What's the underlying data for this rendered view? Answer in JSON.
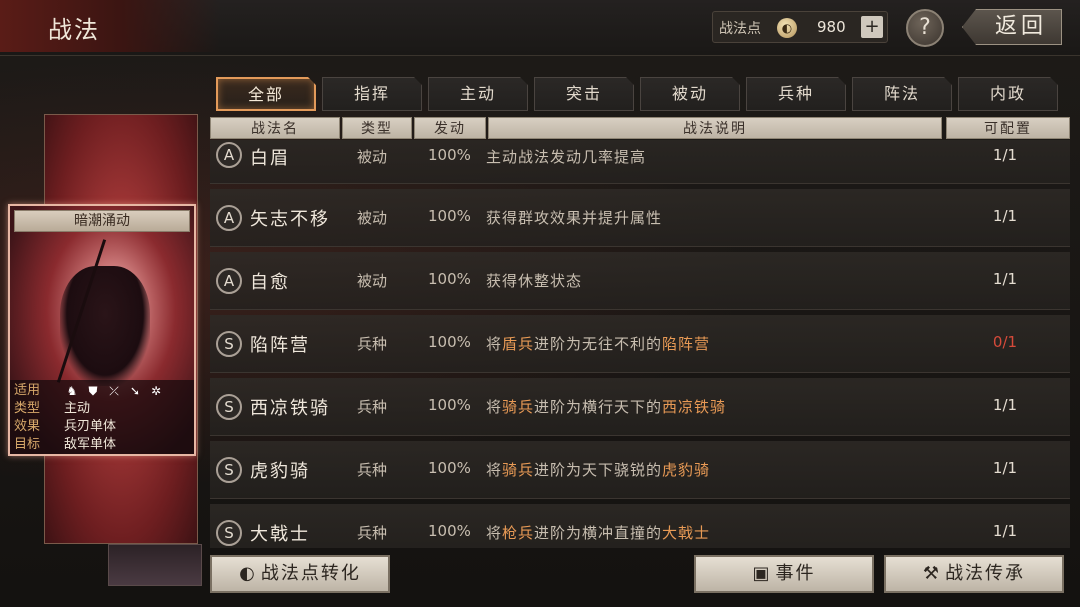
{
  "header": {
    "title": "战法",
    "points_label": "战法点",
    "points_value": "980",
    "plus_label": "+",
    "help_label": "?",
    "back_label": "返回"
  },
  "card": {
    "title": "暗潮涌动",
    "info": [
      {
        "key": "适用",
        "value": ""
      },
      {
        "key": "类型",
        "value": "主动"
      },
      {
        "key": "效果",
        "value": "兵刃单体"
      },
      {
        "key": "目标",
        "value": "敌军单体"
      }
    ],
    "unit_icons": [
      "cavalry-icon",
      "shield-icon",
      "bow-icon",
      "spear-icon",
      "wheel-icon"
    ]
  },
  "tabs": [
    {
      "label": "全部",
      "active": true
    },
    {
      "label": "指挥",
      "active": false
    },
    {
      "label": "主动",
      "active": false
    },
    {
      "label": "突击",
      "active": false
    },
    {
      "label": "被动",
      "active": false
    },
    {
      "label": "兵种",
      "active": false
    },
    {
      "label": "阵法",
      "active": false
    },
    {
      "label": "内政",
      "active": false
    }
  ],
  "table": {
    "headers": {
      "name": "战法名",
      "type": "类型",
      "rate": "发动",
      "desc": "战法说明",
      "config": "可配置"
    },
    "rows": [
      {
        "grade": "A",
        "name": "白眉",
        "type": "被动",
        "rate": "100%",
        "desc": [
          {
            "t": "主动战法发动几率提高"
          }
        ],
        "config": "1/1",
        "config_red": false
      },
      {
        "grade": "A",
        "name": "矢志不移",
        "type": "被动",
        "rate": "100%",
        "desc": [
          {
            "t": "获得群攻效果并提升属性"
          }
        ],
        "config": "1/1",
        "config_red": false
      },
      {
        "grade": "A",
        "name": "自愈",
        "type": "被动",
        "rate": "100%",
        "desc": [
          {
            "t": "获得休整状态"
          }
        ],
        "config": "1/1",
        "config_red": false
      },
      {
        "grade": "S",
        "name": "陷阵营",
        "type": "兵种",
        "rate": "100%",
        "desc": [
          {
            "t": "将"
          },
          {
            "t": "盾兵",
            "hl": true
          },
          {
            "t": "进阶为无往不利的"
          },
          {
            "t": "陷阵营",
            "hl": true
          }
        ],
        "config": "0/1",
        "config_red": true
      },
      {
        "grade": "S",
        "name": "西凉铁骑",
        "type": "兵种",
        "rate": "100%",
        "desc": [
          {
            "t": "将"
          },
          {
            "t": "骑兵",
            "hl": true
          },
          {
            "t": "进阶为横行天下的"
          },
          {
            "t": "西凉铁骑",
            "hl": true
          }
        ],
        "config": "1/1",
        "config_red": false
      },
      {
        "grade": "S",
        "name": "虎豹骑",
        "type": "兵种",
        "rate": "100%",
        "desc": [
          {
            "t": "将"
          },
          {
            "t": "骑兵",
            "hl": true
          },
          {
            "t": "进阶为天下骁锐的"
          },
          {
            "t": "虎豹骑",
            "hl": true
          }
        ],
        "config": "1/1",
        "config_red": false
      },
      {
        "grade": "S",
        "name": "大戟士",
        "type": "兵种",
        "rate": "100%",
        "desc": [
          {
            "t": "将"
          },
          {
            "t": "枪兵",
            "hl": true
          },
          {
            "t": "进阶为横冲直撞的"
          },
          {
            "t": "大戟士",
            "hl": true
          }
        ],
        "config": "1/1",
        "config_red": false
      }
    ]
  },
  "footer": {
    "convert_label": "战法点转化",
    "events_label": "事件",
    "inherit_label": "战法传承"
  },
  "colors": {
    "highlight": "#e89a55",
    "warning": "#d64a3a",
    "tab_active_border": "#e39a5a"
  }
}
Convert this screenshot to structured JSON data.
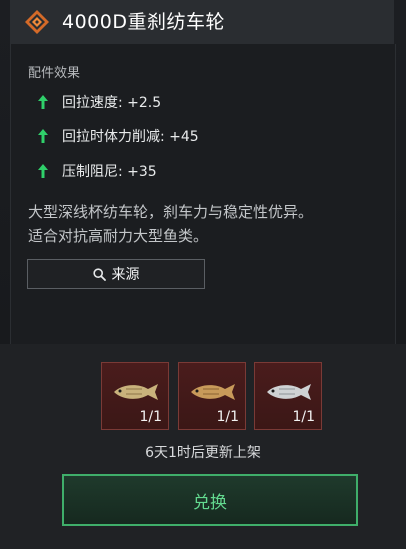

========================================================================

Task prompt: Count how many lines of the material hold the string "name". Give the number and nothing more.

Result: 8